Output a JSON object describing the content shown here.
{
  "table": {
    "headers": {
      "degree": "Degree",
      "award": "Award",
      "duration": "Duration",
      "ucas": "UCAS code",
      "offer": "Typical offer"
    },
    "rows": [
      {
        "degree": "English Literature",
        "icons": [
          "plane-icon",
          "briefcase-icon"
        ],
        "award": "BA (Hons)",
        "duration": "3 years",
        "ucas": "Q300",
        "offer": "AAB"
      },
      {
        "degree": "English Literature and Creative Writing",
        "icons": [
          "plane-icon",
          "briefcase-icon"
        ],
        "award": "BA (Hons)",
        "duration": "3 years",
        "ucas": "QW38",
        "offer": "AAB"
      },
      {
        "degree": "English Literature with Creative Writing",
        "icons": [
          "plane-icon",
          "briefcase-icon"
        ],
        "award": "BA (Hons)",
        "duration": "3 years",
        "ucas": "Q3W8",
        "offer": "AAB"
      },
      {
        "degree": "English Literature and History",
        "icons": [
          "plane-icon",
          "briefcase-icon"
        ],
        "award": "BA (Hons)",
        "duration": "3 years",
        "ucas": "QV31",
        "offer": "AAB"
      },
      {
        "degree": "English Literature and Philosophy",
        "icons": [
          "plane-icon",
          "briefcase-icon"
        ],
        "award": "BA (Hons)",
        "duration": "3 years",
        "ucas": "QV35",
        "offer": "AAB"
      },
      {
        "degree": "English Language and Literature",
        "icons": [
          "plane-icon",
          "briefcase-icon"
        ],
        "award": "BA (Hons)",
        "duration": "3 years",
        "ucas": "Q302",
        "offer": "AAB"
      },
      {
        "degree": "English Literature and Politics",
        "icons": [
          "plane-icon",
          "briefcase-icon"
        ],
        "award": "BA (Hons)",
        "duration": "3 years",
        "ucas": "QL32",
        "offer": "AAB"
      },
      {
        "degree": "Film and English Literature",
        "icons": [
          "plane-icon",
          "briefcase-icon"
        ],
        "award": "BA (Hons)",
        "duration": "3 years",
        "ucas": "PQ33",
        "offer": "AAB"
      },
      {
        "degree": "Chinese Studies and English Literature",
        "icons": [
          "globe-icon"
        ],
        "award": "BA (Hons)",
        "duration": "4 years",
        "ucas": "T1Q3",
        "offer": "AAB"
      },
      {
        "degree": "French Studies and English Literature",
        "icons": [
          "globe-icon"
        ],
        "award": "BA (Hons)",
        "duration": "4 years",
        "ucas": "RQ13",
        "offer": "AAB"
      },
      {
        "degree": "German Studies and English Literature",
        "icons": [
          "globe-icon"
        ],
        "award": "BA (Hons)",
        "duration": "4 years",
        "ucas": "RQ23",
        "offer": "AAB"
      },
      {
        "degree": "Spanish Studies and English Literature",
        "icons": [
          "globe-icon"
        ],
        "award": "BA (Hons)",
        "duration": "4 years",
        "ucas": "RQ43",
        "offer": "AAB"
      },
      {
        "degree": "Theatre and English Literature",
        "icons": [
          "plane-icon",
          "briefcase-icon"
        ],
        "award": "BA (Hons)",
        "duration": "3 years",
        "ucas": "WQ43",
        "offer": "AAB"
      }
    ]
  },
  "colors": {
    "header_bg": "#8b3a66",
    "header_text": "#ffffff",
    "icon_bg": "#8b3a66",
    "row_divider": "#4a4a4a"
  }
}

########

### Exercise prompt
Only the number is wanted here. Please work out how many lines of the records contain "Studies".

### Task response
4